Let’s talk about what you (or a professional) can do to send the bees home, now that you know why these insects are buzzing around your water.
9 Solutions for Keeping Bees Away From the Swimming Pool
Get a Decoy Wasp Nest
The first thing you’ll want to consider is using decoy nests, placing around various areas near the pool.
These nests usually resemble wasp nests, and bees hate wasps as much as humans do. They will likely not set up a hive near an existing wasp nest.
Wasps themselves are also very territorial so the decoy nests are an all natural way to prevent them from setting up camp near your’re pool as well.
Use Raw Meat to Detour them Away from the Pool
Bees and wasps LOVE the smell and taste of raw meat.
If you put out a small amount of raw meat and have it dangling over a bucket of water mixed with detergent, when the bees fall off the meat they will land in the bucket, killing them.
Alternatively, you can put a little raw meat in the bottom of a 2-Liter soda bottle with a funnel taped to the top.
Bees and wasps can easily crawl down the funnel hole into the bottle but have a very hard time flying back up through it once inside.
If you put a little detergent water at the bottom of the bottle as well, it will make it harder for them to fly once it is on their wings.
Get Diesel Fuel
Like raw meat, bees also love the smell of diesel fuel.
So do wasps thankfully enough.
To keep bees away from the pool, set up a few soda bottles with funnels with a little bit of diesel fuel in them away from the pool area.
The diesel releases a heavy smell that attracts bees and wasps. Similar to the raw meat trap, they will get stuck in the bottles, leaving your pool pest free.
Change the Landscape
Bees love many kinds of flowers, but they do not enjoy all plants.
The two plants that bees hate the most are mint and lemongrass, and they will stay away from them at all costs.
Thankfully, we as humans find these two plants pleasant smelling and they look lovely in the landscaping for swimming pools.
They are easy to look after and help keep bees away from the swimming pool’s water.
If you don’t want to take care of the plants themselves, you can get some candles or other scented oils that mimic the smell of these natural plants.
As an added bonus, many of these scents also repel mosquitos and wasps!
Call a Professional Beekeeper
If you see a hive located right in your backyard, near the pool where you can see it, sometimes it’s safer just to call a beekeeper or pest control specialist.
They can remove the hive and the bees securely and safely and relocate them elsewhere.
Reduce the Number of Flowers
Bees are naturally attracted to flowers.
If your flowers are in another section of your yard, or at least further away from the pool, the risk of a surprise encounter between the two of you would be lower.
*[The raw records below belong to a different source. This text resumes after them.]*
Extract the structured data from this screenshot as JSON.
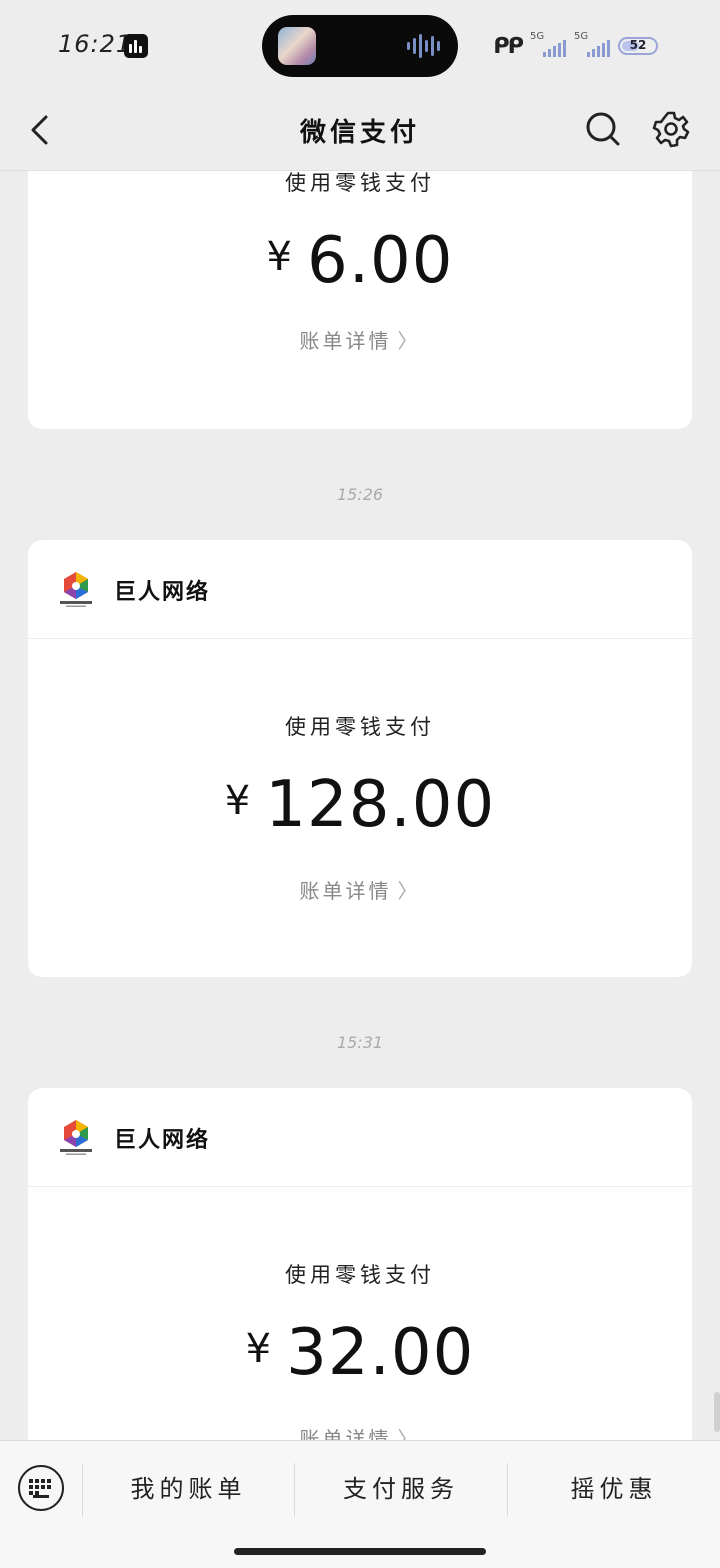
{
  "status_bar": {
    "time": "16:21",
    "signal1_label": "5G",
    "signal2_label": "5G",
    "battery": "52",
    "battery_level": 0.52
  },
  "nav": {
    "title": "微信支付"
  },
  "cards": [
    {
      "pay_method": "使用零钱支付",
      "amount": "6.00",
      "currency_symbol": "¥",
      "detail_label": "账单详情"
    },
    {
      "merchant": "巨人网络",
      "pay_method": "使用零钱支付",
      "amount": "128.00",
      "currency_symbol": "¥",
      "detail_label": "账单详情"
    },
    {
      "merchant": "巨人网络",
      "pay_method": "使用零钱支付",
      "amount": "32.00",
      "currency_symbol": "¥",
      "detail_label": "账单详情"
    }
  ],
  "timestamps": [
    "15:26",
    "15:31"
  ],
  "bottom_menu": {
    "items": [
      "我的账单",
      "支付服务",
      "摇优惠"
    ]
  },
  "colors": {
    "background": "#ededed",
    "card": "#ffffff",
    "accent_text": "#111111",
    "muted_text": "#888888"
  },
  "icons": {
    "back": "chevron-left-icon",
    "search": "search-icon",
    "settings": "gear-icon",
    "keyboard": "keyboard-icon",
    "detail_chevron": "chevron-right-icon",
    "merchant_logo": "giant-network-logo"
  }
}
Use Dryer Sheets as a Repellent
Dryer sheets, funny enough, contain a lot of the same scents as lemongrass.
At least as far as bees are concerned.
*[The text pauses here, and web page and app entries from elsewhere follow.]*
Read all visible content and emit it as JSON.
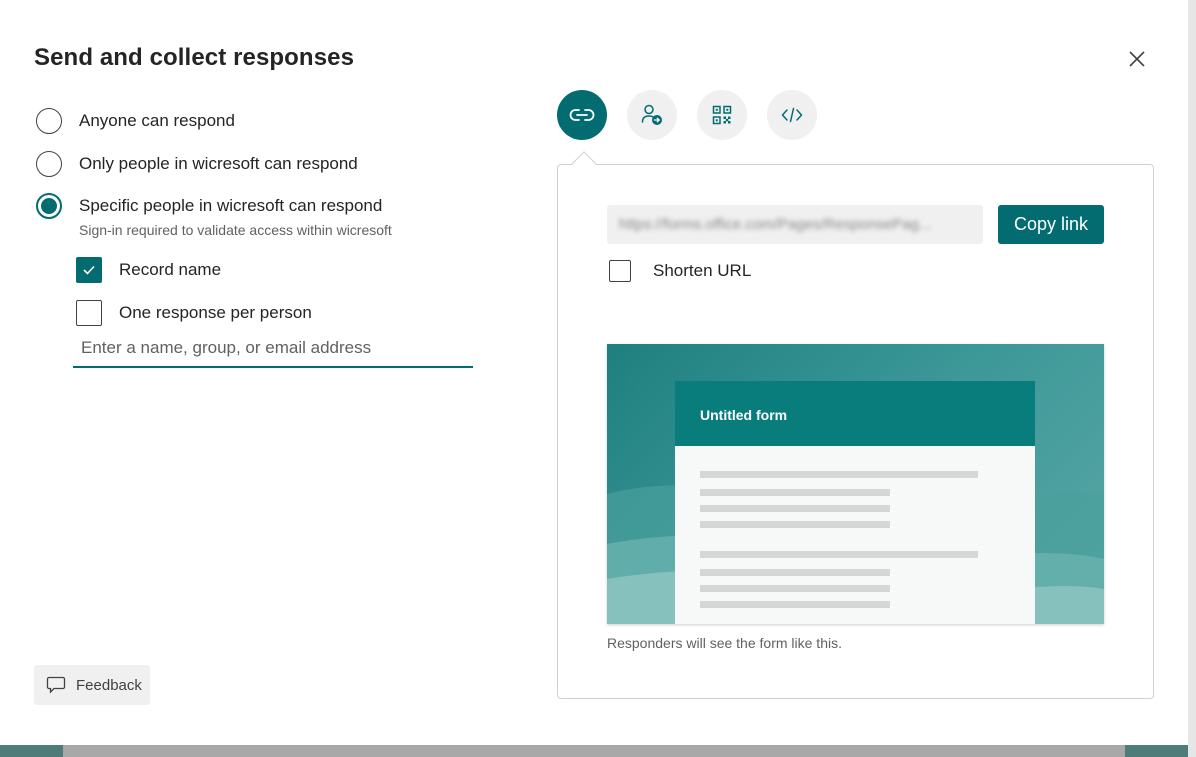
{
  "dialog": {
    "title": "Send and collect responses",
    "close_icon": "close-icon"
  },
  "audience": {
    "options": [
      {
        "label": "Anyone can respond",
        "selected": false
      },
      {
        "label": "Only people in wicresoft can respond",
        "selected": false
      },
      {
        "label": "Specific people in wicresoft can respond",
        "selected": true
      }
    ],
    "hint": "Sign-in required to validate access within wicresoft",
    "record_name": {
      "label": "Record name",
      "checked": true
    },
    "one_response": {
      "label": "One response per person",
      "checked": false
    },
    "people_input": {
      "value": "",
      "placeholder": "Enter a name, group, or email address"
    }
  },
  "tabs": [
    {
      "name": "link-tab",
      "icon": "link-icon",
      "active": true
    },
    {
      "name": "invite-tab",
      "icon": "person-arrow-icon",
      "active": false
    },
    {
      "name": "qr-code-tab",
      "icon": "qr-code-icon",
      "active": false
    },
    {
      "name": "embed-tab",
      "icon": "code-icon",
      "active": false
    }
  ],
  "link": {
    "url": "https://forms.office.com/Pages/ResponsePag...",
    "copy_label": "Copy link",
    "shorten_label": "Shorten URL",
    "shorten_checked": false
  },
  "preview": {
    "form_title": "Untitled form",
    "caption": "Responders will see the form like this."
  },
  "feedback": {
    "label": "Feedback",
    "icon": "comment-icon"
  },
  "colors": {
    "accent": "#036c70",
    "preview_header": "#097c7c"
  }
}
Bees do not like this scent.
So a quick and cheap DIY technique you can try immediately is to hang a few of these dryer sheets around your pool.
Remember to replace these regularly because, over time, the scent will wear off.
Activate Your Pool Jets
Drowning while they are looking for water is one of the biggest problems bees have.
They do whatever they can to stay away from any water source that seems turbulent or unsafe because of this.
So run your pump at a higher speed while you are actively using the pool, and trying to avoid bees.
If there’s one thing that bees hate, it’s the epic smells that emit from mothballs.
You should ensure that these mothballs are put in pantyhose and have them suspended around the backyard.
They repel the bees and keep them from coming back.
For our survival, bees and wasps are important.
There are several options out there that call for insecticides and exterminators to be used, but that’s not always necessary.
First try some natural repellents like decoy nests, lemongrass, and mint NEAR the pool, and attractants like diesel fuel and raw meat AWAY from the pool to guide the bees and wasps where you want them go.
Then, if you are STILL having major issues with bees around the pool, try calling in a professional beekeeper to find the nest and relocate them elsewhere.